Change is always difficult to forecast. On any given day, odds are that politically, economically, socially, and geologically things will change very little from the previous day. Then there are those days where something snaps and everything changes. In light of the extreme level of imbalances, it seems prudent to begin to invest as though there are alternatives and to use them more actively, rather that wait for market conditions to force this upon us. No one is going to ring a bell to tell investors that the great TINA era is over, but at some point in the future we will all know that it is. As I said in the Outlook, I expect a near term rally off last Friday’s (1/21/22) lows, but I also expect a more difficult decade for investors than the 2010s were.
[i] U.S. Index performance courtesy of S&P 500 via Morningstar Workstation
[ii] U.S. individual stock performance courtesy of Morningstar Workstation
[iii] Bond index performance courtesy of Bloomberg via Morningstar Workstation
[iv] International Index performance courtesy of MSCI Global via Morningstar Workstation
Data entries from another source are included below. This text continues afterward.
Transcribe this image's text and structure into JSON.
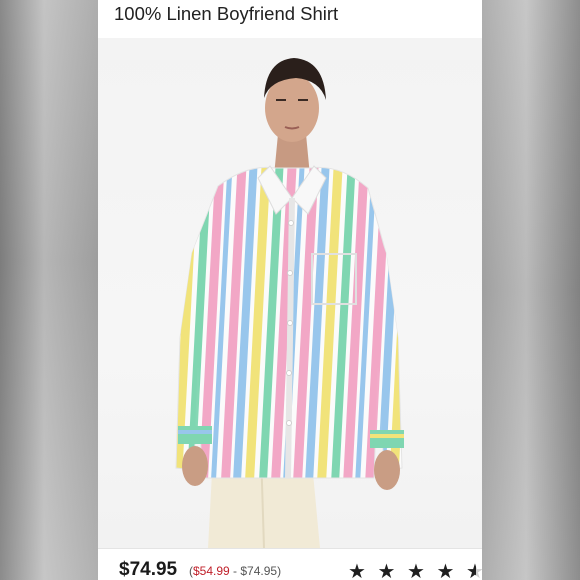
{
  "product": {
    "title": "100% Linen Boyfriend Shirt",
    "price": "$74.95",
    "range_open": "(",
    "sale_price": "$54.99",
    "range_rest": " - $74.95)",
    "rating": 4.5,
    "rating_max": 5
  },
  "colors": {
    "sale": "#c0202a",
    "stripe_pink": "#f2a7c6",
    "stripe_blue": "#98c6ec",
    "stripe_green": "#7fd6b1",
    "stripe_yellow": "#f1e37a",
    "pants": "#f1ead6"
  },
  "icons": {
    "star": "★"
  }
}
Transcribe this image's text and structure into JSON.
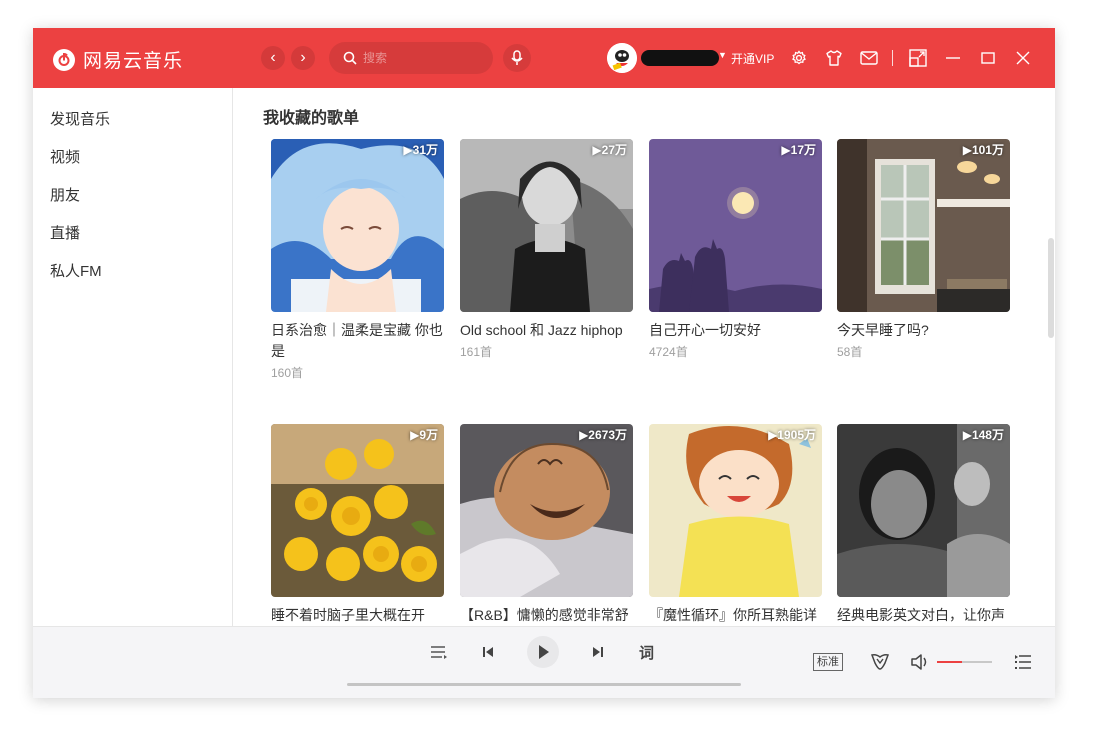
{
  "app": {
    "name": "网易云音乐"
  },
  "header": {
    "search_placeholder": "搜索",
    "vip_label": "开通VIP"
  },
  "sidebar": {
    "items": [
      {
        "label": "发现音乐"
      },
      {
        "label": "视频"
      },
      {
        "label": "朋友"
      },
      {
        "label": "直播"
      },
      {
        "label": "私人FM"
      }
    ]
  },
  "main": {
    "section_title": "我收藏的歌单",
    "playlists": [
      {
        "title": "日系治愈｜温柔是宝藏 你也是",
        "count": "160首",
        "plays": "▶31万"
      },
      {
        "title": "Old school 和 Jazz hiphop",
        "count": "161首",
        "plays": "▶27万"
      },
      {
        "title": "自己开心一切安好",
        "count": "4724首",
        "plays": "▶17万"
      },
      {
        "title": "今天早睡了吗?",
        "count": "58首",
        "plays": "▶101万"
      },
      {
        "title": "睡不着时脑子里大概在开",
        "count": "",
        "plays": "▶9万"
      },
      {
        "title": "【R&B】慵懒的感觉非常舒",
        "count": "",
        "plays": "▶2673万"
      },
      {
        "title": "『魔性循环』你所耳熟能详",
        "count": "",
        "plays": "▶1905万"
      },
      {
        "title": "经典电影英文对白，让你声",
        "count": "",
        "plays": "▶148万"
      }
    ]
  },
  "player": {
    "lyric_label": "词",
    "quality_label": "标准",
    "volume": 0.45
  },
  "colors": {
    "brand": "#ec4141"
  }
}
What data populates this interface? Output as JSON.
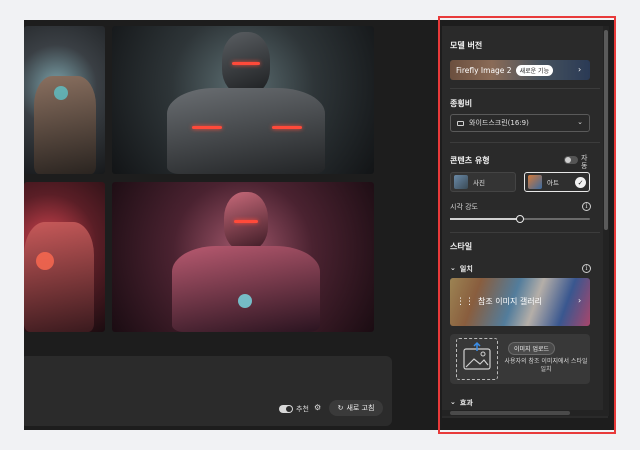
{
  "canvas": {
    "recommend_label": "추천",
    "refresh_label": "새로 고침"
  },
  "panel": {
    "model_version": {
      "title": "모델 버전",
      "model_name": "Firefly Image 2",
      "new_badge": "새로운 기능"
    },
    "aspect_ratio": {
      "title": "종횡비",
      "selected": "와이드스크린(16:9)"
    },
    "content_type": {
      "title": "콘텐츠 유형",
      "auto_label": "자동",
      "options": [
        {
          "label": "사진",
          "selected": false
        },
        {
          "label": "아트",
          "selected": true
        }
      ],
      "visual_intensity_label": "시각 강도",
      "visual_intensity_value": 0.5
    },
    "style": {
      "title": "스타일",
      "match_label": "일치",
      "gallery_label": "참조 이미지 갤러리",
      "upload_badge": "이미지 업로드",
      "upload_desc": "사용자의 참조 이미지에서 스타일 일치",
      "effects_label": "효과"
    }
  },
  "colors": {
    "highlight": "#e83a3a",
    "panel_bg": "#2a2a2a",
    "app_bg": "#1d1d1d"
  }
}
Past performance is no assurance of future results. Trademark Financial Management, LLC (“Trademark”) is a registered investment adviser with its principal place of business in the State of Minnesota. Trademark and its representatives are in compliance with registration requirements imposed upon investment advisers by those states in which Trademark operates. Trademark may only transact business in those states in which it is registered or qualifies for an exemption or exclusion from registration. This newsletter is limited to the dissemination of general information pertaining to its investment advisory/management services. Any subsequent, direct communication by Trademark with a prospective client shall be conducted by a representative that is either registered or qualifies for an exemption or exclusion from registration in the state where the prospective client resides. A complete list of all recommendations will be provided if requested for the preceding period of not less than one year. It should not be assumed that recommendations made in the future will be profitable or will equal the performance of the securities in this list. Opinions expressed are those of Trademark Financial Management and are subject to change, not guaranteed and should not be considered recommendations to buy or sell any security. For information pertaining to the registration status of Trademark please contact Trademark at (952) 358-3395 or refer to the Investment Adviser Public Disclosure web site (www.adviserinfo.sec.gov). For additional information about Trademark, including fees and services, send for our disclosure statement as set forth on Form ADV from us using the contact information herein or by calling 952-358-3395. Please read the disclosure statement carefully before you invest or send money. Any reference to a chart, graph, formula, or software as a source of analysis used by Trademark Financial Management staff is one of many factors used to make investment decisions for your portfolio. No one graph, chart, formula, or software can in and of itself be used to determine which securities to buy or sell, when to buy or sell them, or assist any person in making decisions as to which securities to buy or sell or when to buy or sell them. Any chart, graph, formula, or software used is limited by the data entered and the created parameters. The data was obtained from third parties deemed by the adviser to be reliable. Nonetheless, the adviser has not verified the results and cannot be assured of their accuracy.